Riverside Patient Jumps to His Death

Times Staff Writer

A suicidal patient at Riverside Community Hospital leaped from a fifth-floor ledge to his death Monday morning, which hospital union officials -- involved in hard-fought contract negotiations -- blamed on reduced staff levels.

Grant Golz, 35, of Riverside jumped about 10:15 a.m., although no witnesses have come forward, police said.

Golz, a methamphetamine addict, had been a patient there since July 19, when he was admitted after attempting suicide by overdosing on meth and drinking antifreeze, according to his father, Mike Gardner.


“He had done pretty well over this last year,” said Gardner, 58. “We thought he was finally over the hump and had beaten it.”

Riverside police are not pursuing a criminal investigation, said spokesman Steven Frasher.

Golz’s death comes during a period of friction between the hospital union and management.

Officials with the Service Employees International Union’s United Healthcare Workers West and SEIU Local 121RN lambasted the hospital, run by healthcare chain HCA, for recent staff cuts that they said endanger patients.

“It was staffing based on greed and profit,” said Dana Simon, spokesman for United Health Care Workers West. “The last thing that we wanted was an incident that would confirm our worst fears.”

Hospital spokeswoman Tracy Dallarda said staffing levels had nothing to do with Golz’s suicide.

“For the union to allege otherwise and to capitalize on a tragedy is very disturbing,” Dallarda said in a prepared statement Monday.

Hospital officials asked about 50 certified nursing assistants, dietary aides, emergency room technicians and other caregivers not to report to work starting last Friday, according to union leaders. Simon called the move “unprecedented.”

Dallarda said employees are routinely called in or off depending on patient numbers and the seriousness of their conditions, and that Riverside Community’s staffing was adequate over the weekend.

Union leaders alleged that Golz was not being properly monitored before his death.

One hospital staffer, called a “sitter,” was assigned to monitor Golz and another troubled patient, recently moved from Golz’s room, according to Golz’s father. The father said he had seen such a sitter before, in a hallway chair watching both rooms. He said a staffer told him that on Monday morning, a sitter was in that same position but briefly left her post to secure the other patient’s restraints. When she returned, Golz, who was unrestrained, was gone, he said.

Dallarda said she couldn’t confirm those details.

Riverside Community Hospital does not have a special ward for psychiatric patients, Dallarda said. Rather, “sitters” are assigned to suicidal patients, although caregiver ratios depend on the individual and are not prescribed by law, she said.

Hospital staff had been caring for Golz’s medical problems but were trying to transfer him elsewhere for psychiatric care, Dallarda said.

Golz’s father said he doesn’t hold hospital employees or policies responsible for his son’s death.

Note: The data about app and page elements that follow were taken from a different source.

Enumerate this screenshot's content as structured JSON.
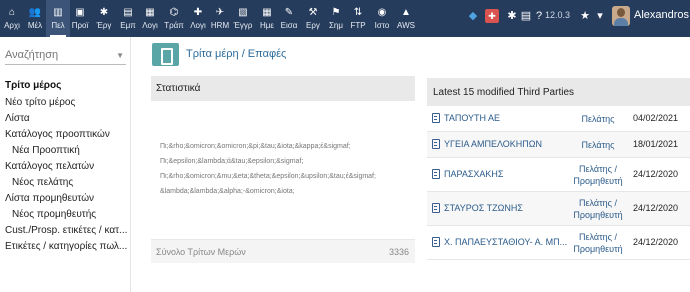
{
  "topbar": {
    "items": [
      {
        "label": "Αρχι",
        "icon": "home-icon",
        "glyph": "⌂"
      },
      {
        "label": "Μέλ",
        "icon": "members-icon",
        "glyph": "👥"
      },
      {
        "label": "Πελ",
        "icon": "third-party-icon",
        "glyph": "▥",
        "active": true
      },
      {
        "label": "Προϊ",
        "icon": "products-icon",
        "glyph": "▣"
      },
      {
        "label": "Έργ",
        "icon": "projects-icon",
        "glyph": "✱"
      },
      {
        "label": "Εμπ",
        "icon": "commercial-icon",
        "glyph": "▤"
      },
      {
        "label": "Λογι",
        "icon": "billing-icon",
        "glyph": "▦"
      },
      {
        "label": "Τράπ",
        "icon": "bank-icon",
        "glyph": "⌬"
      },
      {
        "label": "Λογι",
        "icon": "accounting-icon",
        "glyph": "✚"
      },
      {
        "label": "HRM",
        "icon": "hrm-icon",
        "glyph": "✈"
      },
      {
        "label": "Έγγρ",
        "icon": "documents-icon",
        "glyph": "▧"
      },
      {
        "label": "Ημε",
        "icon": "agenda-icon",
        "glyph": "▦"
      },
      {
        "label": "Εισα",
        "icon": "tickets-icon",
        "glyph": "✎"
      },
      {
        "label": "Εργ",
        "icon": "tools-icon",
        "glyph": "⚒"
      },
      {
        "label": "Σημ",
        "icon": "flag-icon",
        "glyph": "⚑"
      },
      {
        "label": "FTP",
        "icon": "ftp-icon",
        "glyph": "⇅"
      },
      {
        "label": "Ιστο",
        "icon": "website-icon",
        "glyph": "◉"
      },
      {
        "label": "AWS",
        "icon": "aws-icon",
        "glyph": "▲"
      }
    ],
    "version": "12.0.3",
    "username": "Alexandros"
  },
  "leftmenu": {
    "search_placeholder": "Αναζήτηση",
    "items": [
      {
        "label": "Τρίτο μέρος",
        "kind": "title"
      },
      {
        "label": "Νέο τρίτο μέρος",
        "kind": "item"
      },
      {
        "label": "Λίστα",
        "kind": "item"
      },
      {
        "label": "Κατάλογος προοπτικών",
        "kind": "item"
      },
      {
        "label": "Νέα Προοπτική",
        "kind": "sub"
      },
      {
        "label": "Κατάλογος πελατών",
        "kind": "item"
      },
      {
        "label": "Νέος πελάτης",
        "kind": "sub"
      },
      {
        "label": "Λίστα προμηθευτών",
        "kind": "item"
      },
      {
        "label": "Νέος προμηθευτής",
        "kind": "sub"
      },
      {
        "label": "Cust./Prosp. ετικέτες / κατ...",
        "kind": "item"
      },
      {
        "label": "Ετικέτες / κατηγορίες πωλ...",
        "kind": "item"
      }
    ]
  },
  "page": {
    "title": "Τρίτα μέρη / Επαφές"
  },
  "stats": {
    "title": "Στατιστικά",
    "entity_lines": [
      "Πι;&rho;&omicron;&omicron;&pi;&tau;&iota;&kappa;έ&sigmaf;",
      "Πι;&epsilon;&lambda;ά&tau;&epsilon;&sigmaf;",
      "Πι;&rho;&omicron;&mu;&eta;&theta;&epsilon;&upsilon;&tau;έ&sigmaf;",
      "&lambda;&lambda;&alpha;-&omicron;&iota;"
    ],
    "total_label": "Σύνολο Τρίτων Μερών",
    "total_value": "3336"
  },
  "latest": {
    "title": "Latest 15 modified Third Parties",
    "rows": [
      {
        "name": "ΤΑΠΟΥΤΗ ΑΕ",
        "type": "Πελάτης",
        "date": "04/02/2021"
      },
      {
        "name": "ΥΓΕΙΑ ΑΜΠΕΛΟΚΗΠΩΝ",
        "type": "Πελάτης",
        "date": "18/01/2021"
      },
      {
        "name": "ΠΑΡΑΣΧΑΚΗΣ",
        "type": "Πελάτης / Προμηθευτή",
        "date": "24/12/2020"
      },
      {
        "name": "ΣΤΑΥΡΟΣ ΤΖΩΝΗΣ",
        "type": "Πελάτης / Προμηθευτή",
        "date": "24/12/2020"
      },
      {
        "name": "Χ. ΠΑΠΑΕΥΣΤΑΘΙΟΥ- Α. ΜΠ...",
        "type": "Πελάτης / Προμηθευτή",
        "date": "24/12/2020"
      }
    ]
  }
}
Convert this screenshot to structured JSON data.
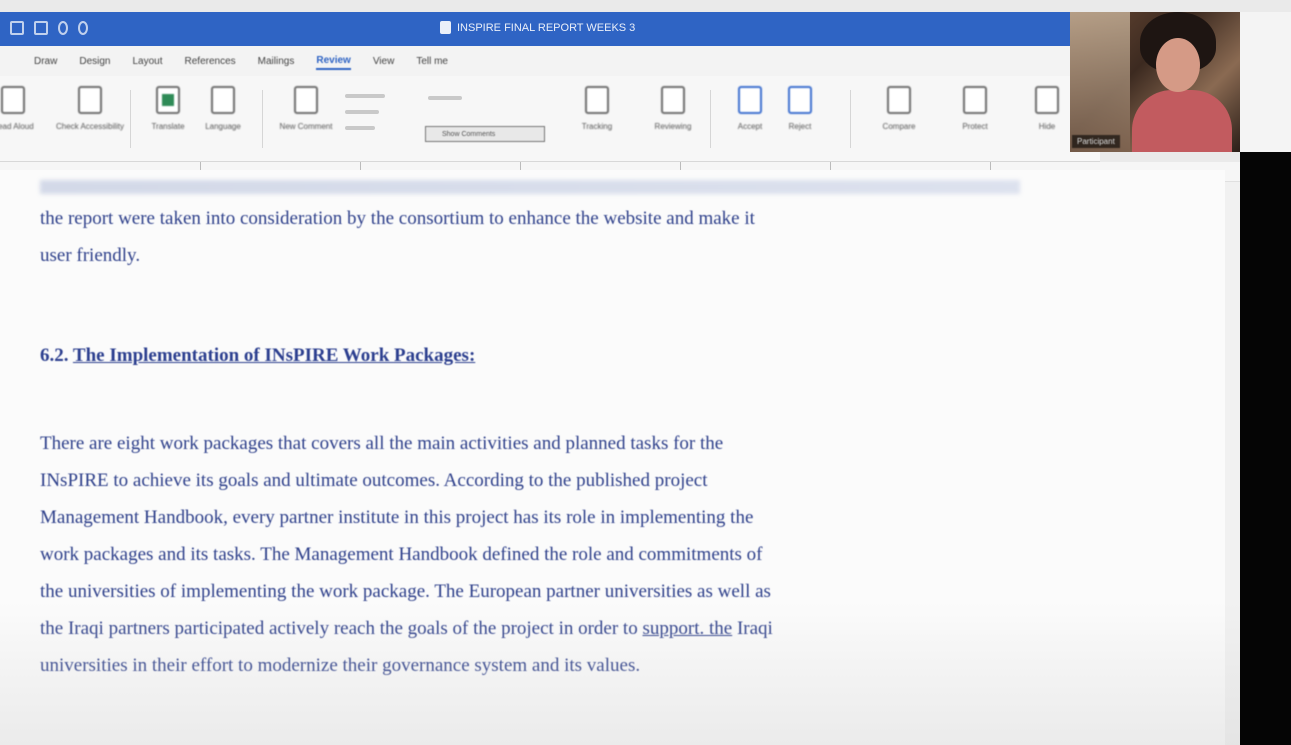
{
  "titlebar": {
    "document_title": "INSPIRE FINAL REPORT WEEKS 3"
  },
  "tabs": [
    "Draw",
    "Design",
    "Layout",
    "References",
    "Mailings",
    "Review",
    "View",
    "Tell me"
  ],
  "ribbon": {
    "groups": [
      "Read Aloud",
      "Check Accessibility",
      "Translate",
      "Language",
      "New Comment",
      "Tracking",
      "Reviewing",
      "Accept",
      "Reject",
      "Compare",
      "Protect",
      "Hide"
    ],
    "show_comments": "Show Comments"
  },
  "webcam": {
    "participant_name": "Participant"
  },
  "document": {
    "para1": [
      "the report were taken into consideration by the consortium to enhance the website and make it",
      "user friendly."
    ],
    "heading_number": "6.2.",
    "heading_text": "The Implementation of INsPIRE Work Packages:",
    "para2": [
      "There are eight work packages that covers all the main activities and planned tasks for the",
      "INsPIRE to achieve its goals and ultimate outcomes. According to the published project",
      "Management Handbook, every partner institute in this project has its role in implementing the",
      "work packages and its tasks. The Management Handbook defined the role and commitments of",
      "the universities of implementing the work package. The European partner universities as well as"
    ],
    "para2_line6_pre": "the Iraqi partners participated actively reach the goals of the project in order to ",
    "para2_line6_link": "support. the",
    "para2_line6_post": " Iraqi",
    "para2_line7": "universities in their effort to modernize their governance system and its values."
  }
}
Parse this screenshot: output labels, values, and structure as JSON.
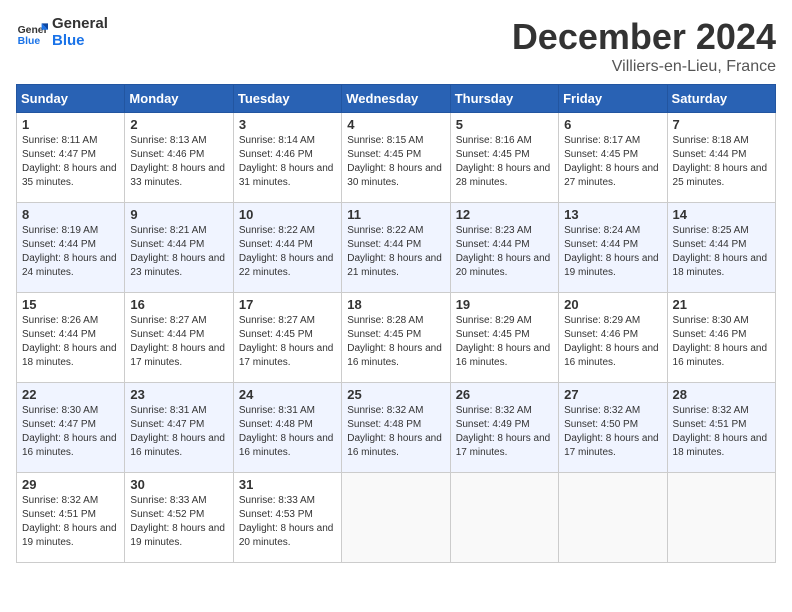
{
  "header": {
    "logo_line1": "General",
    "logo_line2": "Blue",
    "month": "December 2024",
    "location": "Villiers-en-Lieu, France"
  },
  "days_of_week": [
    "Sunday",
    "Monday",
    "Tuesday",
    "Wednesday",
    "Thursday",
    "Friday",
    "Saturday"
  ],
  "weeks": [
    [
      {
        "day": "1",
        "sunrise": "8:11 AM",
        "sunset": "4:47 PM",
        "daylight": "8 hours and 35 minutes."
      },
      {
        "day": "2",
        "sunrise": "8:13 AM",
        "sunset": "4:46 PM",
        "daylight": "8 hours and 33 minutes."
      },
      {
        "day": "3",
        "sunrise": "8:14 AM",
        "sunset": "4:46 PM",
        "daylight": "8 hours and 31 minutes."
      },
      {
        "day": "4",
        "sunrise": "8:15 AM",
        "sunset": "4:45 PM",
        "daylight": "8 hours and 30 minutes."
      },
      {
        "day": "5",
        "sunrise": "8:16 AM",
        "sunset": "4:45 PM",
        "daylight": "8 hours and 28 minutes."
      },
      {
        "day": "6",
        "sunrise": "8:17 AM",
        "sunset": "4:45 PM",
        "daylight": "8 hours and 27 minutes."
      },
      {
        "day": "7",
        "sunrise": "8:18 AM",
        "sunset": "4:44 PM",
        "daylight": "8 hours and 25 minutes."
      }
    ],
    [
      {
        "day": "8",
        "sunrise": "8:19 AM",
        "sunset": "4:44 PM",
        "daylight": "8 hours and 24 minutes."
      },
      {
        "day": "9",
        "sunrise": "8:21 AM",
        "sunset": "4:44 PM",
        "daylight": "8 hours and 23 minutes."
      },
      {
        "day": "10",
        "sunrise": "8:22 AM",
        "sunset": "4:44 PM",
        "daylight": "8 hours and 22 minutes."
      },
      {
        "day": "11",
        "sunrise": "8:22 AM",
        "sunset": "4:44 PM",
        "daylight": "8 hours and 21 minutes."
      },
      {
        "day": "12",
        "sunrise": "8:23 AM",
        "sunset": "4:44 PM",
        "daylight": "8 hours and 20 minutes."
      },
      {
        "day": "13",
        "sunrise": "8:24 AM",
        "sunset": "4:44 PM",
        "daylight": "8 hours and 19 minutes."
      },
      {
        "day": "14",
        "sunrise": "8:25 AM",
        "sunset": "4:44 PM",
        "daylight": "8 hours and 18 minutes."
      }
    ],
    [
      {
        "day": "15",
        "sunrise": "8:26 AM",
        "sunset": "4:44 PM",
        "daylight": "8 hours and 18 minutes."
      },
      {
        "day": "16",
        "sunrise": "8:27 AM",
        "sunset": "4:44 PM",
        "daylight": "8 hours and 17 minutes."
      },
      {
        "day": "17",
        "sunrise": "8:27 AM",
        "sunset": "4:45 PM",
        "daylight": "8 hours and 17 minutes."
      },
      {
        "day": "18",
        "sunrise": "8:28 AM",
        "sunset": "4:45 PM",
        "daylight": "8 hours and 16 minutes."
      },
      {
        "day": "19",
        "sunrise": "8:29 AM",
        "sunset": "4:45 PM",
        "daylight": "8 hours and 16 minutes."
      },
      {
        "day": "20",
        "sunrise": "8:29 AM",
        "sunset": "4:46 PM",
        "daylight": "8 hours and 16 minutes."
      },
      {
        "day": "21",
        "sunrise": "8:30 AM",
        "sunset": "4:46 PM",
        "daylight": "8 hours and 16 minutes."
      }
    ],
    [
      {
        "day": "22",
        "sunrise": "8:30 AM",
        "sunset": "4:47 PM",
        "daylight": "8 hours and 16 minutes."
      },
      {
        "day": "23",
        "sunrise": "8:31 AM",
        "sunset": "4:47 PM",
        "daylight": "8 hours and 16 minutes."
      },
      {
        "day": "24",
        "sunrise": "8:31 AM",
        "sunset": "4:48 PM",
        "daylight": "8 hours and 16 minutes."
      },
      {
        "day": "25",
        "sunrise": "8:32 AM",
        "sunset": "4:48 PM",
        "daylight": "8 hours and 16 minutes."
      },
      {
        "day": "26",
        "sunrise": "8:32 AM",
        "sunset": "4:49 PM",
        "daylight": "8 hours and 17 minutes."
      },
      {
        "day": "27",
        "sunrise": "8:32 AM",
        "sunset": "4:50 PM",
        "daylight": "8 hours and 17 minutes."
      },
      {
        "day": "28",
        "sunrise": "8:32 AM",
        "sunset": "4:51 PM",
        "daylight": "8 hours and 18 minutes."
      }
    ],
    [
      {
        "day": "29",
        "sunrise": "8:32 AM",
        "sunset": "4:51 PM",
        "daylight": "8 hours and 19 minutes."
      },
      {
        "day": "30",
        "sunrise": "8:33 AM",
        "sunset": "4:52 PM",
        "daylight": "8 hours and 19 minutes."
      },
      {
        "day": "31",
        "sunrise": "8:33 AM",
        "sunset": "4:53 PM",
        "daylight": "8 hours and 20 minutes."
      },
      null,
      null,
      null,
      null
    ]
  ]
}
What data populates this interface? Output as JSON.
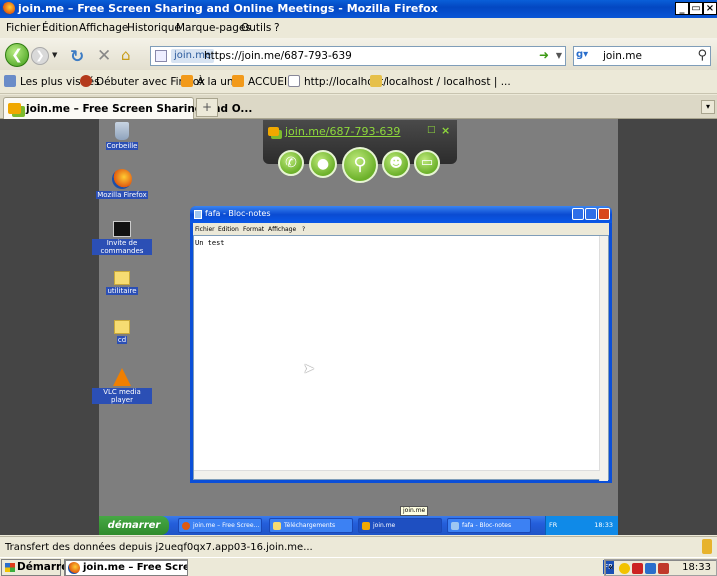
{
  "window": {
    "title": "join.me – Free Screen Sharing and Online Meetings - Mozilla Firefox",
    "min": "_",
    "max": "¸",
    "close": "×"
  },
  "menu": [
    "Fichier",
    "Édition",
    "Affichage",
    "Historique",
    "Marque-pages",
    "Outils",
    "?"
  ],
  "nav": {
    "url_identity": "join.me",
    "url": "https://join.me/687-793-639",
    "search_value": "join.me"
  },
  "bookmarks": [
    "Les plus visités",
    "Débuter avec Firefox",
    "À la une",
    "ACCUEIL",
    "http://localhost/",
    "localhost / localhost | ..."
  ],
  "tabs": [
    {
      "label": "join.me – Free Screen Sharing and O..."
    }
  ],
  "newtab": "+",
  "joinme": {
    "link": "join.me/687-793-639"
  },
  "remote": {
    "desktop_icons": [
      "Corbeille",
      "Mozilla Firefox",
      "Invite de commandes",
      "utilitaire",
      "cd",
      "VLC media player"
    ],
    "notepad": {
      "title": "fafa - Bloc-notes",
      "menu": [
        "Fichier",
        "Edition",
        "Format",
        "Affichage",
        "?"
      ],
      "text": "Un test"
    },
    "taskbar": {
      "start": "démarrer",
      "items": [
        "join.me – Free Scree...",
        "Téléchargements",
        "join.me",
        "fafa - Bloc-notes"
      ],
      "lang": "FR",
      "time": "18:33",
      "tooltip": "join.me"
    }
  },
  "status": "Transfert des données depuis j2ueqf0qx7.app03-16.join.me...",
  "host_taskbar": {
    "start": "Démarrer",
    "window": "join.me – Free Screen...",
    "lang": "FR",
    "time": "18:33"
  },
  "colors": {
    "xp_blue": "#0a4bd2",
    "joinme_green": "#7dba2c",
    "remote_bg": "#7e7e7e",
    "letterbox": "#454545"
  }
}
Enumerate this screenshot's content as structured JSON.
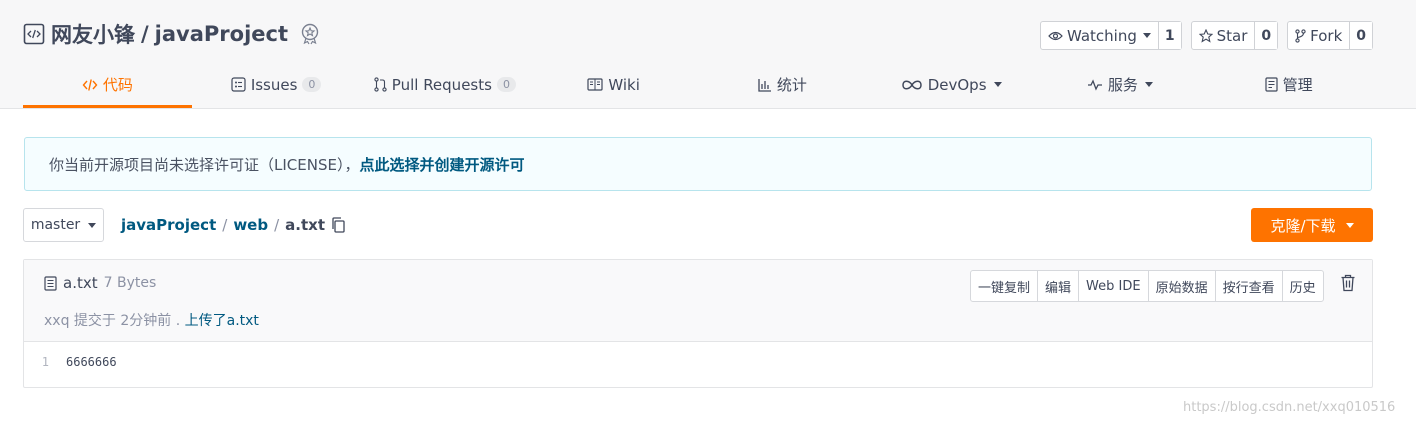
{
  "repo": {
    "owner": "网友小锋",
    "separator": "/",
    "name": "javaProject"
  },
  "actions": {
    "watch": {
      "label": "Watching",
      "count": "1"
    },
    "star": {
      "label": "Star",
      "count": "0"
    },
    "fork": {
      "label": "Fork",
      "count": "0"
    }
  },
  "tabs": [
    {
      "label": "代码",
      "active": true
    },
    {
      "label": "Issues",
      "count": "0"
    },
    {
      "label": "Pull Requests",
      "count": "0"
    },
    {
      "label": "Wiki"
    },
    {
      "label": "统计"
    },
    {
      "label": "DevOps"
    },
    {
      "label": "服务"
    },
    {
      "label": "管理"
    }
  ],
  "notice": {
    "text": "你当前开源项目尚未选择许可证（LICENSE），",
    "link": "点此选择并创建开源许可"
  },
  "branch": {
    "label": "master"
  },
  "breadcrumb": {
    "root": "javaProject",
    "sep1": "/",
    "dir": "web",
    "sep2": "/",
    "file": "a.txt"
  },
  "clone": {
    "label": "克隆/下载"
  },
  "file": {
    "name": "a.txt",
    "size": "7 Bytes",
    "commit_prefix": "xxq 提交于 2分钟前 .",
    "commit_message": "上传了a.txt",
    "tools": [
      "一键复制",
      "编辑",
      "Web IDE",
      "原始数据",
      "按行查看",
      "历史"
    ],
    "lines": [
      {
        "no": "1",
        "text": "6666666"
      }
    ]
  },
  "watermark": "https://blog.csdn.net/xxq010516",
  "colors": {
    "accent": "#fe7300",
    "link": "#005980",
    "notice_bg": "#f5fdff"
  }
}
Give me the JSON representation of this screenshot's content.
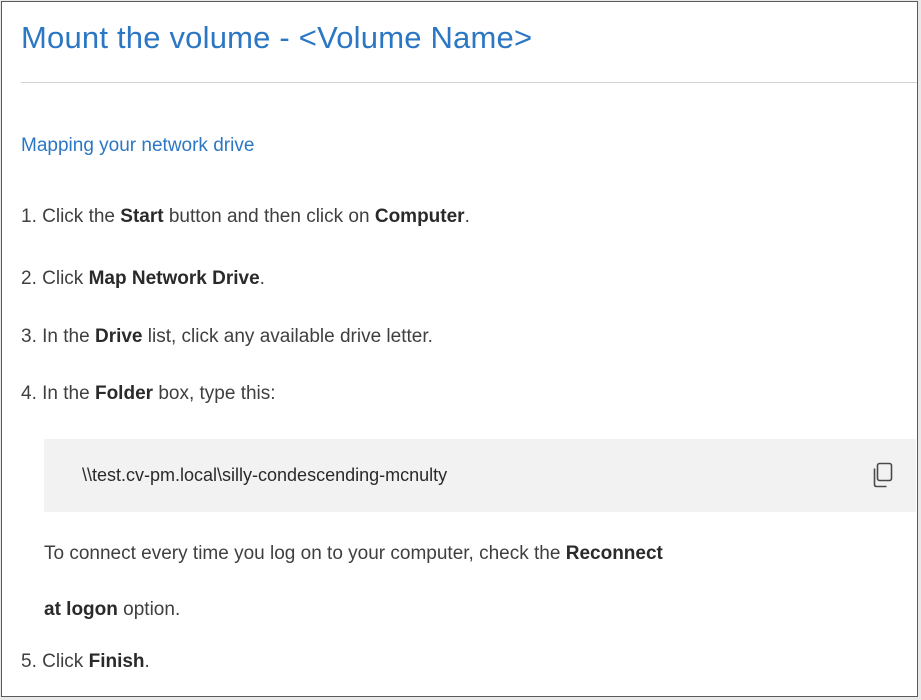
{
  "title": "Mount the volume - <Volume Name>",
  "subtitle": "Mapping your network drive",
  "steps": [
    {
      "num": "1.",
      "t1": "Click the",
      "b1": "Start",
      "t2": "button and then click on",
      "b2": "Computer",
      "t3": "."
    },
    {
      "num": "2.",
      "t1": "Click",
      "b1": "Map Network Drive",
      "t2": "."
    },
    {
      "num": "3.",
      "t1": "In the",
      "b1": "Drive",
      "t2": "list, click any available drive letter."
    },
    {
      "num": "4.",
      "t1": "In the",
      "b1": "Folder",
      "t2": "box, type this:"
    },
    {
      "num": "5.",
      "t1": "Click",
      "b1": "Finish",
      "t2": "."
    }
  ],
  "path_box": {
    "path": "\\\\test.cv-pm.local\\silly-condescending-mcnulty",
    "copy_icon": "copy-icon"
  },
  "note": {
    "line1_text": "To connect every time you log on to your computer, check the",
    "line1_bold": "Reconnect",
    "line2_bold": "at logon",
    "line2_text": "option."
  },
  "colors": {
    "accent": "#2c77c4",
    "text": "#3f3f3f",
    "code_bg": "#f2f2f2",
    "divider": "#d4d4d4"
  }
}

“If somebody is looking for a way to do something, they’ll bide their time until they can find a way,” he said. “I’m not really blaming anybody right now. I absolutely blame methamphetamines and the people who sell them.”

Regarding the union dispute, Gardner added, “I hate to see a tragedy like this get turned into a bargaining chip.”

Staffers, in addition to 2,500 employees at HCA hospitals in West Hills, Thousand Oaks and two facilities in San Jose, have voted to authorize strikes.